The sunset at El Morro (the fort) was stunning. Perched on a hill over looking the Caribbean Sea on one side, and the bay of Santiago on the other, the views were incredible.
We also went to the Museum of Religion, but as it was under restoration we ended up having a conversation with a fortune-teller about the Yoruba religion (carried over to Cuba by the African slaves). Its still widely practiced here, and the Orishas (Yoruba gods) are represented in a wide variety of Cuban music and art
After Adrien left Santiago, I decided to stay a couple more days, and Ondina took it upon herself to take me to visit some of her family members. How sweet! I also met Deniz and Hana, a couple from Harvard who I spent my last day in the city with, climbing La Gran Piedra. It is meant to have an incredible view, that at times allows you to see Haiti and Jamaica. Unfortunately we saw nothing but clouds. After a final Salsa session at the Casa de la Trova, I continued my journey to Baracoa in the Guantanamo region.
La belleza de Guantanamo
I took the 5 hour bus to Baracoa, on the far eastern tip of Cuba. The descent through the mountains was incredible to see...with the views of the coast, sea and leafy vegetation. From what I saw, most of Guantanamo is like this...really lush. My time in Baracoa was split between lazing on Maguana beach, a pretty crescent shaped white sand beach with plenty of natural shade, and hanging out by the Casa de La Trova with some Spanish and Italian travelers. I must have had about 6 cups of coffee one day, at it was the best I have ever tasted..... seriously! Really dark and has an earthy taste.
Corruption of the Bureaucracy
After wondering the town and doing the usual sight seeing, I met a tourist guide who I started talking to about farming here
He then went on to talk resentfully of the CDR, who supposedly benefit from their positions. They apparently always hold back a little of what they distribute, and generally look plumper than other Cubans. All the way up the bureaucracy, he said, the state hold back money, earn higher salaries etc. When I asked why after serving their terms nobody says anything, he explained that after their positions they are secured with good jobs (as managers or chiefs) and recurring rewards so that they can live indefinitely better in the future.
Tourisim in Trinidad
So after 15 hrs in a freezing bus, I arrived in Trinidad
This is definitely the most touristic city I have been to yet. I hadn´t seen such a concentration of travellers in Cuba before, and it was clear that the town had changed because of it. There were a lot of old and young people shamelessly begging for things on the street (some who were even dressed quite well), and the youths generally looked qutie materialistic - supporting Adidas trousers, designer labels and sunglasses that they had received from tourists (perhaps in exchange for something of theirs).
Walking down the streets, there was the usual "where you from?.....friend, do you have something for me from your country?". Sometimes you would just enter a normal conversation with someone, and 3-4 minutes into it, they would ask you for something. Having said that, only a minority of people in Trinidad are like this, but it was all really exposed.

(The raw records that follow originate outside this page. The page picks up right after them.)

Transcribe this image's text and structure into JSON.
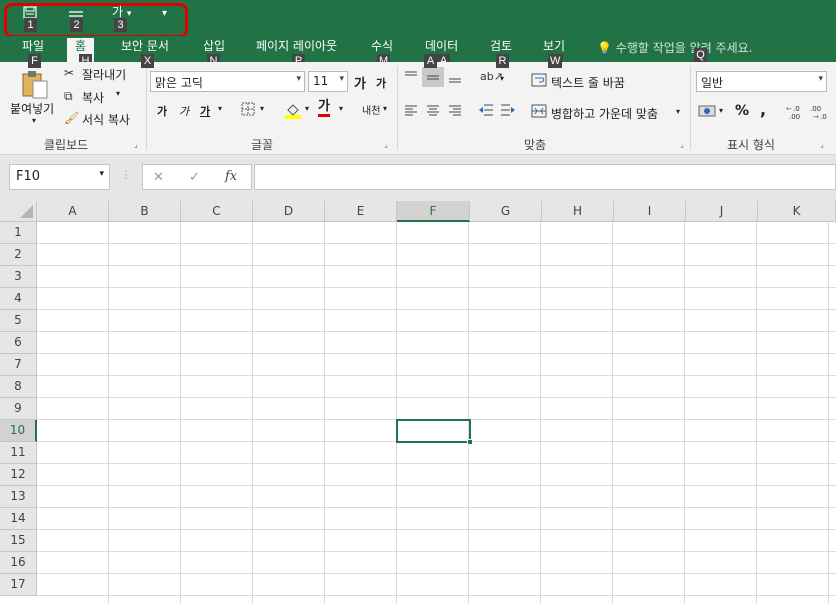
{
  "qat": {
    "icons": [
      "save-icon",
      "form-icon",
      "font-size-icon",
      "customize-qat-icon"
    ],
    "font_glyph": "가",
    "dropdown": "▾",
    "more": "▾",
    "keytips": [
      "1",
      "2",
      "3"
    ]
  },
  "tabs": [
    {
      "label": "파일",
      "keytip": "F"
    },
    {
      "label": "홈",
      "keytip": "H"
    },
    {
      "label": "보안 문서",
      "keytip": "X"
    },
    {
      "label": "삽입",
      "keytip": "N"
    },
    {
      "label": "페이지 레이아웃",
      "keytip": "P"
    },
    {
      "label": "수식",
      "keytip": "M"
    },
    {
      "label": "데이터",
      "keytip": "A"
    },
    {
      "label": "검토",
      "keytip": "R"
    },
    {
      "label": "보기",
      "keytip": "W"
    }
  ],
  "tell_me": "수행할 작업을 알려 주세요.",
  "tell_me_keytip": "Q",
  "clipboard": {
    "paste": "붙여넣기",
    "cut": "잘라내기",
    "copy": "복사",
    "format_painter": "서식 복사",
    "group": "클립보드"
  },
  "font": {
    "name": "맑은 고딕",
    "size": "11",
    "grow": "가",
    "shrink": "가",
    "bold": "가",
    "italic": "가",
    "underline": "가",
    "color_glyph": "가",
    "phonetic": "내천",
    "group": "글꼴"
  },
  "alignment": {
    "wrap_text": "텍스트 줄 바꿈",
    "merge_center": "병합하고 가운데 맞춤",
    "group": "맞춤"
  },
  "number": {
    "format": "일반",
    "percent": "%",
    "comma": ",",
    "inc_dec": "←.0 .00",
    "dec_dec": ".00 →.0",
    "group": "표시 형식"
  },
  "formula_bar": {
    "name_box": "F10",
    "cancel": "✕",
    "enter": "✓",
    "fx": "fx",
    "formula": ""
  },
  "columns": [
    "A",
    "B",
    "C",
    "D",
    "E",
    "F",
    "G",
    "H",
    "I",
    "J",
    "K"
  ],
  "rows": [
    "1",
    "2",
    "3",
    "4",
    "5",
    "6",
    "7",
    "8",
    "9",
    "10",
    "11",
    "12",
    "13",
    "14",
    "15",
    "16",
    "17"
  ],
  "selected_column": "F",
  "selected_row": "10",
  "colors": {
    "accent": "#217346",
    "highlight": "#e00000",
    "fill_yellow": "#ffff00",
    "font_red": "#e00000"
  }
}
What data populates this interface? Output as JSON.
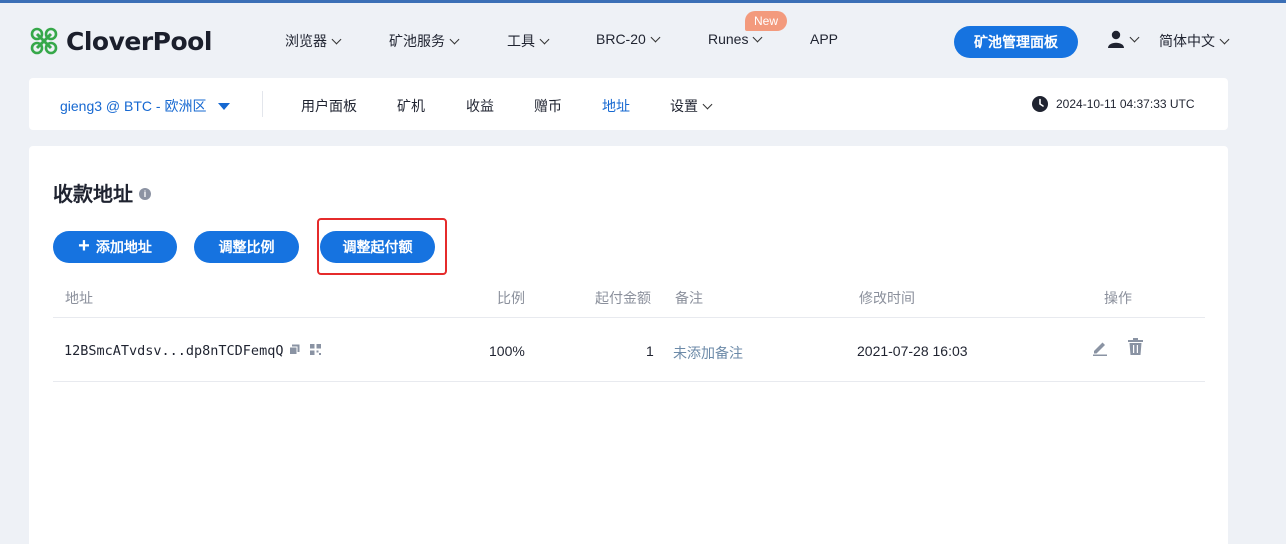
{
  "brand": {
    "name": "CloverPool"
  },
  "topnav": {
    "items": [
      {
        "label": "浏览器",
        "dropdown": true
      },
      {
        "label": "矿池服务",
        "dropdown": true
      },
      {
        "label": "工具",
        "dropdown": true
      },
      {
        "label": "BRC-20",
        "dropdown": true
      },
      {
        "label": "Runes",
        "dropdown": true,
        "badge": "New"
      },
      {
        "label": "APP",
        "dropdown": false
      }
    ],
    "dashboard_button": "矿池管理面板",
    "language": "简体中文"
  },
  "subnav": {
    "account": "gieng3 @ BTC - 欧洲区",
    "tabs": [
      "用户面板",
      "矿机",
      "收益",
      "赠币",
      "地址",
      "设置"
    ],
    "active_tab": "地址",
    "time": "2024-10-11 04:37:33 UTC"
  },
  "main": {
    "title": "收款地址",
    "buttons": {
      "add": "添加地址",
      "ratio": "调整比例",
      "threshold": "调整起付额"
    },
    "columns": [
      "地址",
      "比例",
      "起付金额",
      "备注",
      "修改时间",
      "操作"
    ],
    "rows": [
      {
        "address": "12BSmcATvdsv...dp8nTCDFemqQ",
        "ratio": "100%",
        "threshold": "1",
        "note": "未添加备注",
        "modified": "2021-07-28 16:03"
      }
    ]
  },
  "colors": {
    "primary": "#1673e0",
    "link": "#1668d1",
    "badge": "#f39a7d",
    "highlight": "#e52b2b"
  }
}
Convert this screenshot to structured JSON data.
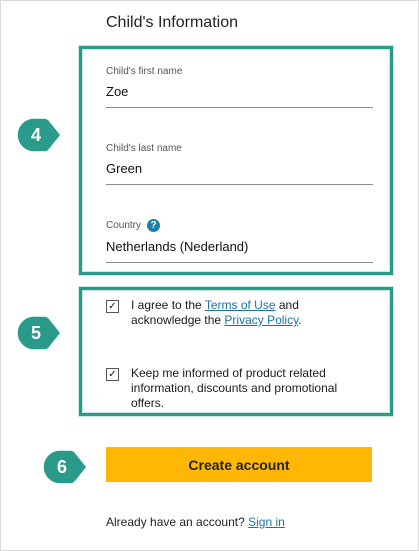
{
  "section": {
    "title": "Child's Information"
  },
  "fields": {
    "first_name": {
      "label": "Child's first name",
      "value": "Zoe"
    },
    "last_name": {
      "label": "Child's last name",
      "value": "Green"
    },
    "country": {
      "label": "Country",
      "help": "?",
      "value": "Netherlands (Nederland)"
    }
  },
  "consent": {
    "terms": {
      "checked": true,
      "check_glyph": "✓",
      "prefix": "I agree to the ",
      "terms_link": "Terms of Use",
      "middle": " and acknowledge the ",
      "privacy_link": "Privacy Policy",
      "suffix": "."
    },
    "marketing": {
      "checked": true,
      "check_glyph": "✓",
      "text": "Keep me informed of product related information, discounts and promotional offers."
    }
  },
  "actions": {
    "create_label": "Create account"
  },
  "signin": {
    "prompt": "Already have an account? ",
    "link": "Sign in"
  },
  "markers": {
    "step4": "4",
    "step5": "5",
    "step6": "6"
  },
  "colors": {
    "marker_teal": "#2a9b8a",
    "button_yellow": "#ffb703",
    "link_blue": "#1a73a8"
  }
}
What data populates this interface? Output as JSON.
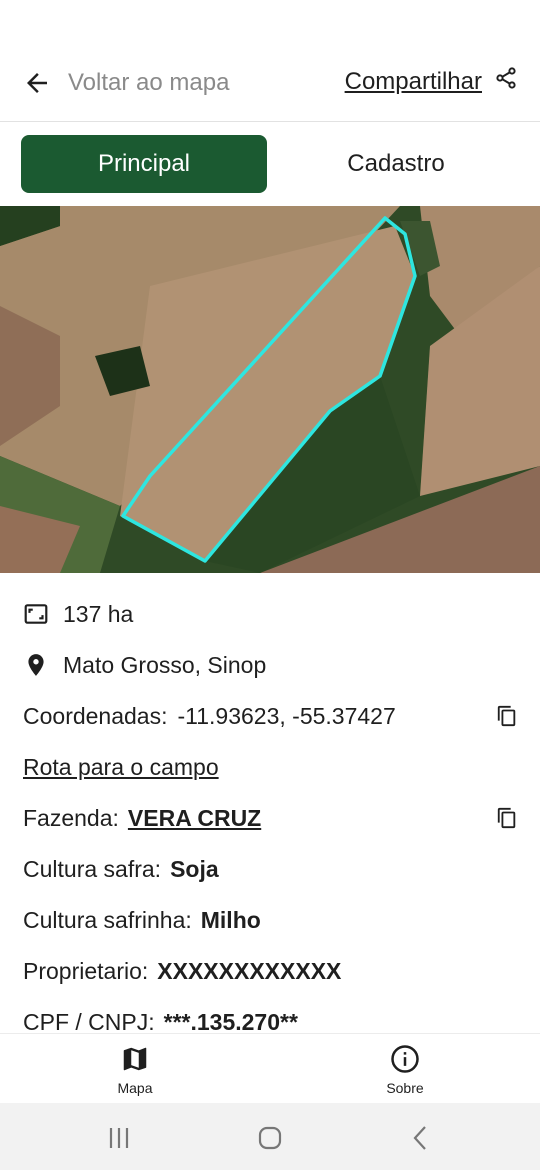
{
  "header": {
    "back_label": "Voltar ao mapa",
    "share_label": "Compartilhar"
  },
  "tabs": [
    {
      "label": "Principal",
      "active": true
    },
    {
      "label": "Cadastro",
      "active": false
    }
  ],
  "colors": {
    "primary_green": "#1b5a31",
    "boundary_outline": "#2ee6e0"
  },
  "details": {
    "area": "137 ha",
    "location": "Mato Grosso, Sinop",
    "coordinates_label": "Coordenadas:",
    "coordinates_value": "-11.93623, -55.37427",
    "route_link": "Rota para o campo",
    "farm_label": "Fazenda:",
    "farm_value": "VERA CRUZ",
    "crop_season_label": "Cultura safra:",
    "crop_season_value": "Soja",
    "crop_offseason_label": "Cultura safrinha:",
    "crop_offseason_value": "Milho",
    "owner_label": "Proprietario:",
    "owner_value": "XXXXXXXXXXXX",
    "doc_label": "CPF / CNPJ:",
    "doc_value": "***.135.270**"
  },
  "bottom_nav": [
    {
      "label": "Mapa",
      "icon": "map-icon"
    },
    {
      "label": "Sobre",
      "icon": "info-icon"
    }
  ],
  "system_nav": [
    "recents-icon",
    "home-icon",
    "back-icon"
  ]
}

The morning I arrived, I ended up going to Playa Ancon with a Swiss couple (Phillip and Sarah) who are renting a car for a month. My first experience on a Carribbean beach was really something. The water was crystal clear, and as calm as a lake. After spending the day relaxing on the beach and snorkelling, we drove along the coast to catch the sunset. The place we stopped at was rocky with a lot of coral, and Phillip decided on a pre-dusk swim. As he was changing, he dropped his car keys into the water....and we completely freaked out! Luckily he managed to find them again before it got dark, so we were OK. In the evening we sat by las escaleras (the steps) outside the church, where everyone gathers to dance and listen to live salsa music...before moving on to a club deep inside a cave on the mountainside. This was really impressive as you had to go down a couple of flights of stairs until you were quite underground. The DJ box was perched high above the dance floor, almost hitting the roof of the cave.